Below are the entries; state how many of their lines contain the string "ngnotte", and nothing more.
====
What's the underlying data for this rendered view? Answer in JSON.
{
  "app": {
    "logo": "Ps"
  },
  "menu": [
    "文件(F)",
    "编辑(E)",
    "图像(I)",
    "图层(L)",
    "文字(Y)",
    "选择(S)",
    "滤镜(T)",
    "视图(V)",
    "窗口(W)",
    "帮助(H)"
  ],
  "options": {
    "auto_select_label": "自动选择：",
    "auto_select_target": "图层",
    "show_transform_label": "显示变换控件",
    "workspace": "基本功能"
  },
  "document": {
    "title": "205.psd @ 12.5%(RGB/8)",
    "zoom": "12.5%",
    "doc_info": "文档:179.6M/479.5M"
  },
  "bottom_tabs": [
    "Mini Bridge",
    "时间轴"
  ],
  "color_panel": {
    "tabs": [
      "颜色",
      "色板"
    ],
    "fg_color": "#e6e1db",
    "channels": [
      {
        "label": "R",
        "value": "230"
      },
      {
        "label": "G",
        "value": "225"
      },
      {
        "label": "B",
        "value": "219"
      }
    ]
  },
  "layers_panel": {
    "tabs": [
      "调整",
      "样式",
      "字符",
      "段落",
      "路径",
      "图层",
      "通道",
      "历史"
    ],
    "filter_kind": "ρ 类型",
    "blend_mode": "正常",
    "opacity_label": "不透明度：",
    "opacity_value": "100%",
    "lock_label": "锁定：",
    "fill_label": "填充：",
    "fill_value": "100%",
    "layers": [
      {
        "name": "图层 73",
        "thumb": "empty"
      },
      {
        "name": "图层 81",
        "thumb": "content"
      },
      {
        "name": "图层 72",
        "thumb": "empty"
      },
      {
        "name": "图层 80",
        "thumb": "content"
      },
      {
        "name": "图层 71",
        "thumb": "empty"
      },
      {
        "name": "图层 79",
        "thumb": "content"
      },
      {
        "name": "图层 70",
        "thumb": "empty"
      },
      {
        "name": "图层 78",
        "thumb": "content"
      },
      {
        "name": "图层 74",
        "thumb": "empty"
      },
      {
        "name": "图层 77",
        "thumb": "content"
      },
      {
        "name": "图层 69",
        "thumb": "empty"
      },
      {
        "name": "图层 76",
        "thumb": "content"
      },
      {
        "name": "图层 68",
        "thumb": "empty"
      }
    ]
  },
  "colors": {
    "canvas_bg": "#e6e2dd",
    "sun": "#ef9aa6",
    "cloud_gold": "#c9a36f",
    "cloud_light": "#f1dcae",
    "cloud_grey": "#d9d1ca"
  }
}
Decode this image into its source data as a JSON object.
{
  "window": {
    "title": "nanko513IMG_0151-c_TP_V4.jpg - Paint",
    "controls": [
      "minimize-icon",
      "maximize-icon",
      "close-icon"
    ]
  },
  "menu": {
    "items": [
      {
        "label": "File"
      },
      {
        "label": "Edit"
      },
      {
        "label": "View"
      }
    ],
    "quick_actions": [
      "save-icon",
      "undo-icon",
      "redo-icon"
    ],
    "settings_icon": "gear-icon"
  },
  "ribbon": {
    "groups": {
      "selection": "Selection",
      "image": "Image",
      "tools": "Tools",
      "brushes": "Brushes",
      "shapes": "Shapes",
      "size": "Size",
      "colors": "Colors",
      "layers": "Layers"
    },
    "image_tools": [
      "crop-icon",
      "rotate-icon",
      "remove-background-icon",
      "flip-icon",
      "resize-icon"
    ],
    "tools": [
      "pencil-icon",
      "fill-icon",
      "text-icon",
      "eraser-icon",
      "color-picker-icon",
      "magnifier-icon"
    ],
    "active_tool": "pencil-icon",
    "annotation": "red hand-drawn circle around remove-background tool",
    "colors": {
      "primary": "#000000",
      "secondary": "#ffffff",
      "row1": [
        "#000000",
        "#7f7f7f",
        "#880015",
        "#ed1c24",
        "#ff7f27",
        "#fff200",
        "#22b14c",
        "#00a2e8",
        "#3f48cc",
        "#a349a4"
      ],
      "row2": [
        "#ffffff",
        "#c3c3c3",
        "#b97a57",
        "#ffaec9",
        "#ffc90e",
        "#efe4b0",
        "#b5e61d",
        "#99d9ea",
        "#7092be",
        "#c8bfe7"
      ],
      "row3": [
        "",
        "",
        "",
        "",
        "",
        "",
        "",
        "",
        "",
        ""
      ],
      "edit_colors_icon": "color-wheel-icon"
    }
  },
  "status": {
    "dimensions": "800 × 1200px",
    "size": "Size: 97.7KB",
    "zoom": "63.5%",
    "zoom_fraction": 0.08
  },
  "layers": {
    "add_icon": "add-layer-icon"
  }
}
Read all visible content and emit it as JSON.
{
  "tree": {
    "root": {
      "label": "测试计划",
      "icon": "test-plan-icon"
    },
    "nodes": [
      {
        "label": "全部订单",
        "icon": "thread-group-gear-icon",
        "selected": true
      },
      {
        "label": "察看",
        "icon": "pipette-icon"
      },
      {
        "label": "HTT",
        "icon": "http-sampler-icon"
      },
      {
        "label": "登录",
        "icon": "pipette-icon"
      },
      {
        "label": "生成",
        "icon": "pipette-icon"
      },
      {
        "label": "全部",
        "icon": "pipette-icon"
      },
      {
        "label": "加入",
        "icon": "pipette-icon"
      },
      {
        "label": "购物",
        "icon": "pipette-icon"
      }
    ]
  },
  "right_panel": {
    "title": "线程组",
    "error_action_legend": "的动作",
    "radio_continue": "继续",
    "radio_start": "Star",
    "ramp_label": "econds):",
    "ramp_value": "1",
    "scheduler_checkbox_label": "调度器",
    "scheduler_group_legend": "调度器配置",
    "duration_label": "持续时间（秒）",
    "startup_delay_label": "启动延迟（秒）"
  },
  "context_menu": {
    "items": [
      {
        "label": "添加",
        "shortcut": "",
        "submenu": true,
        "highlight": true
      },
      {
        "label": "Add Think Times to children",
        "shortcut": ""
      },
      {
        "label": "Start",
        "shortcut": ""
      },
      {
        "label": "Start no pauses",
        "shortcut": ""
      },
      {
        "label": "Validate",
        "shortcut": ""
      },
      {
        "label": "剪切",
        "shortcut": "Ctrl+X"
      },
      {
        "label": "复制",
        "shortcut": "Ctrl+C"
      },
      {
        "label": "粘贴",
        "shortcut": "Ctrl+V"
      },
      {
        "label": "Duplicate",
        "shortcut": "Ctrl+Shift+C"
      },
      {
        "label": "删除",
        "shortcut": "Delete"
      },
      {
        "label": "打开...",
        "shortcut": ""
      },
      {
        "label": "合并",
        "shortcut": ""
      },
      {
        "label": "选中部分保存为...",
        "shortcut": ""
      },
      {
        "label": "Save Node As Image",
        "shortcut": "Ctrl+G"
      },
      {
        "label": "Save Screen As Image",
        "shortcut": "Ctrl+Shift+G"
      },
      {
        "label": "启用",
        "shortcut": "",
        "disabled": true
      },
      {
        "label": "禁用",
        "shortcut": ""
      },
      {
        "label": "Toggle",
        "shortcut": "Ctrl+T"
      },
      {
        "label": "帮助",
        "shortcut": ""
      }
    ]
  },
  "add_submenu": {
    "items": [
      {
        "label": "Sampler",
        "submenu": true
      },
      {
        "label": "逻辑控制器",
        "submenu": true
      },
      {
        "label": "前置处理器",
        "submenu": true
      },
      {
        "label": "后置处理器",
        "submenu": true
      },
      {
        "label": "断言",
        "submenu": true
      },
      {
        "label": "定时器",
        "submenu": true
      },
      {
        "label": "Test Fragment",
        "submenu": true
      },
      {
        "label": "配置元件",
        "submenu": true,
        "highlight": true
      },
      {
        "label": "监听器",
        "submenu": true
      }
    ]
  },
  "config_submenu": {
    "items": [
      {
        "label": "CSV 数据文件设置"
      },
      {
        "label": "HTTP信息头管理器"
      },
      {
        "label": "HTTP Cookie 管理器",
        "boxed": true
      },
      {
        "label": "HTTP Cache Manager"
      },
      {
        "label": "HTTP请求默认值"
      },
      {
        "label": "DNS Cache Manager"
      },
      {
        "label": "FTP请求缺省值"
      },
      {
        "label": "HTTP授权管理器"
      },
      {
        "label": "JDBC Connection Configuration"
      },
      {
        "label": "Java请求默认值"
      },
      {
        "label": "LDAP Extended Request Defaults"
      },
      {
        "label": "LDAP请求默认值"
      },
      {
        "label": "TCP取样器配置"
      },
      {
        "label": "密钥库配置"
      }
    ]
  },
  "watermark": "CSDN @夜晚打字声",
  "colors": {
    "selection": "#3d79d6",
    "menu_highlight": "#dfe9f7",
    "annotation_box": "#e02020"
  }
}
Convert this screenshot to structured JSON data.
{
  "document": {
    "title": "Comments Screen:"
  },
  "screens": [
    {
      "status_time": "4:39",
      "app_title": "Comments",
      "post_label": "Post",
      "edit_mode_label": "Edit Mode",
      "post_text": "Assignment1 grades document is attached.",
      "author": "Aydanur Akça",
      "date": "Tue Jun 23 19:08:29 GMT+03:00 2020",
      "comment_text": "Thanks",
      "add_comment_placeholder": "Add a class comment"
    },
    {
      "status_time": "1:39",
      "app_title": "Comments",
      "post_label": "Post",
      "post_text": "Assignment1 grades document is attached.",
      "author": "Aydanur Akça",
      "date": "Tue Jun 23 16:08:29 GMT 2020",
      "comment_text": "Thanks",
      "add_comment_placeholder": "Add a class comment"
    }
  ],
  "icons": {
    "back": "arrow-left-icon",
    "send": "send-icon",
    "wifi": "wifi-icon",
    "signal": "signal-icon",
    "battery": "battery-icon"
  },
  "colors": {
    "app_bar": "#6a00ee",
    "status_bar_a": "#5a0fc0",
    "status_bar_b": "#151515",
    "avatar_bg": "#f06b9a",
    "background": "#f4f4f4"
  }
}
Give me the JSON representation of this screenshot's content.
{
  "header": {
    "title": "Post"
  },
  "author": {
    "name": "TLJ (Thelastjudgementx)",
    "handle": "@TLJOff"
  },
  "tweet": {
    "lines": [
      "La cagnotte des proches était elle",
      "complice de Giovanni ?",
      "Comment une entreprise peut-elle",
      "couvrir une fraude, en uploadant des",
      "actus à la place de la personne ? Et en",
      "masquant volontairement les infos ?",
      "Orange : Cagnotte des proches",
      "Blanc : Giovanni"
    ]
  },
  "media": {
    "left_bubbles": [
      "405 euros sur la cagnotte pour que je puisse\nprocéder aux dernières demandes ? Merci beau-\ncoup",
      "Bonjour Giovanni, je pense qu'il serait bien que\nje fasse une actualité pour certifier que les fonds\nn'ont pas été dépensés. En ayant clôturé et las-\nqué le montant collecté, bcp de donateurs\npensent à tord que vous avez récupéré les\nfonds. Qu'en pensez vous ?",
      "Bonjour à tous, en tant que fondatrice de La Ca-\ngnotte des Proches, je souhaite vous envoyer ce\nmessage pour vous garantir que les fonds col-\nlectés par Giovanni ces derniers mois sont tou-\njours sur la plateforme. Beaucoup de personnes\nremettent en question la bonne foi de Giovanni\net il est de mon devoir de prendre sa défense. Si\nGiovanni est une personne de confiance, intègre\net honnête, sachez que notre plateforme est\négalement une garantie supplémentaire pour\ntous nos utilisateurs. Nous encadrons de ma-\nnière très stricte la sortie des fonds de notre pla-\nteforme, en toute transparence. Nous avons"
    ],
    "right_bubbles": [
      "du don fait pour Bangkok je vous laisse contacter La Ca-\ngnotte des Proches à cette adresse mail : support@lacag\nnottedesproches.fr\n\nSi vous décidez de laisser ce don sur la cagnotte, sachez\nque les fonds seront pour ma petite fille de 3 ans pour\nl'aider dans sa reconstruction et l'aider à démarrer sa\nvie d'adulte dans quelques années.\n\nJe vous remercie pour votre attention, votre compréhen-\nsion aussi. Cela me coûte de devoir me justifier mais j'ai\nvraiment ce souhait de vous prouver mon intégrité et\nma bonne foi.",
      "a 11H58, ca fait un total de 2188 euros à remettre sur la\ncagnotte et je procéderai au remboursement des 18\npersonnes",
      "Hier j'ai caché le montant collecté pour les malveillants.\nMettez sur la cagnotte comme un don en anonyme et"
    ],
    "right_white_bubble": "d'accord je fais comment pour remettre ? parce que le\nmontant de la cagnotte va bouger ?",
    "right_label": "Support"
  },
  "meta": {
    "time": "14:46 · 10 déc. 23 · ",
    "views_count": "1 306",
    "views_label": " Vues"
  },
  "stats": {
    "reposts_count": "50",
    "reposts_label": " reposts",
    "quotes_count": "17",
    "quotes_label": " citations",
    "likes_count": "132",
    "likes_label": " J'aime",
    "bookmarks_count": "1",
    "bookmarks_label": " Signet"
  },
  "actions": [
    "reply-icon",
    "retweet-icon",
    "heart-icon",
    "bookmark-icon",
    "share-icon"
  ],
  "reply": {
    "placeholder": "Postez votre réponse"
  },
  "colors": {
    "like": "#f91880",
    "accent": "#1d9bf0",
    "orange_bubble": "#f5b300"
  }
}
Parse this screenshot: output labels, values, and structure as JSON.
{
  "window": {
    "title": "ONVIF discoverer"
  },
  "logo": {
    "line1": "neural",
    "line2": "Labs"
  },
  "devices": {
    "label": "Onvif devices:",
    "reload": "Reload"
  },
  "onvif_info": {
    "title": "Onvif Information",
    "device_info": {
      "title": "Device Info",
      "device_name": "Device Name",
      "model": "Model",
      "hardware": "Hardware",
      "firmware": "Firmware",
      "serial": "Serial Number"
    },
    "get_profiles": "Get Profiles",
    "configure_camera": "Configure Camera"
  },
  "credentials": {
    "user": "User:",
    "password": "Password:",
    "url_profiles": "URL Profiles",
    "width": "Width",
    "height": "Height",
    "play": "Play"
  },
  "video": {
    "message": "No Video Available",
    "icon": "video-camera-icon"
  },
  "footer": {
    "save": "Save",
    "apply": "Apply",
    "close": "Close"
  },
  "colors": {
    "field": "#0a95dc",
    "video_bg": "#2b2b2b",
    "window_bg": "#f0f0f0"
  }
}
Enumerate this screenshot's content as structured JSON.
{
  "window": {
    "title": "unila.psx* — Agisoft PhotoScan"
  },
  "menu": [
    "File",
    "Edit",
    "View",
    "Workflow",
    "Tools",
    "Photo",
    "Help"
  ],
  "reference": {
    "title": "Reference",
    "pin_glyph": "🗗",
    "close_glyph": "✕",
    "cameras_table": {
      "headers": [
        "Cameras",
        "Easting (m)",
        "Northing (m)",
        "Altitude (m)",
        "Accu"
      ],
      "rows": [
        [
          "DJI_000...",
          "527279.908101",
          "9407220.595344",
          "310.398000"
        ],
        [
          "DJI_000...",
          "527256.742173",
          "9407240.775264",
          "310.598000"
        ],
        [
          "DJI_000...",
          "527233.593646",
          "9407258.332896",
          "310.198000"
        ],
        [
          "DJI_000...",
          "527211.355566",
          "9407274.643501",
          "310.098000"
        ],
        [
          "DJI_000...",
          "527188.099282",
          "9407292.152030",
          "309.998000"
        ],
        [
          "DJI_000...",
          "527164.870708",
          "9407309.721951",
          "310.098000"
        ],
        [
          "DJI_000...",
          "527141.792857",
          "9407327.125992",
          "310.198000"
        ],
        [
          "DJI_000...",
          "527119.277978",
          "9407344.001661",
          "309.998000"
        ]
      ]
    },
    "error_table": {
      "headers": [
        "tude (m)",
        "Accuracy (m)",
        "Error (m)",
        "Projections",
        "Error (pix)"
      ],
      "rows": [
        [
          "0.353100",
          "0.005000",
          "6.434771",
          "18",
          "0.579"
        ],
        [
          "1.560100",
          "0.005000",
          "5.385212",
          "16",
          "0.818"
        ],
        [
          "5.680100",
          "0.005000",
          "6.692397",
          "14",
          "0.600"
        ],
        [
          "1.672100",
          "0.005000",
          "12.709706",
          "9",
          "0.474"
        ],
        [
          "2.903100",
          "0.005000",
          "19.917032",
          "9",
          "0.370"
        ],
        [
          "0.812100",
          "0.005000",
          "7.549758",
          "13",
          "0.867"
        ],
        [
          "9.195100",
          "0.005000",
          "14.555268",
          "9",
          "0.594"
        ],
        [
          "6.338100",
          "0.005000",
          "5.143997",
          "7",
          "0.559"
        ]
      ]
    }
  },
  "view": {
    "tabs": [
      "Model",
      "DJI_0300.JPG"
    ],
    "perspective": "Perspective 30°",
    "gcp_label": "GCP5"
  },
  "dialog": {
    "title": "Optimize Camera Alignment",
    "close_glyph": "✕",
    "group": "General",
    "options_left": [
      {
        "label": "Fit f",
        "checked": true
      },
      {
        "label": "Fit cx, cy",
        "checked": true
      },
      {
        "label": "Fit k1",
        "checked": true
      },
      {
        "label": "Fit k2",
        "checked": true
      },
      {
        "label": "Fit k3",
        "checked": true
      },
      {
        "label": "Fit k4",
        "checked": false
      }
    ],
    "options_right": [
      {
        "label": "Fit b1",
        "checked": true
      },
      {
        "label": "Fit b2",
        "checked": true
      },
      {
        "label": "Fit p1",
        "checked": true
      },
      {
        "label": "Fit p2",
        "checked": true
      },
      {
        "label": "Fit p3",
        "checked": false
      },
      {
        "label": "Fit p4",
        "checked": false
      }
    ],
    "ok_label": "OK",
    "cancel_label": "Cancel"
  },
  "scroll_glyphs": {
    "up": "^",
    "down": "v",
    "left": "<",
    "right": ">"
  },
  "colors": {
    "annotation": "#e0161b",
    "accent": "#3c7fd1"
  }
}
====
▶ [Answer to this problem] 2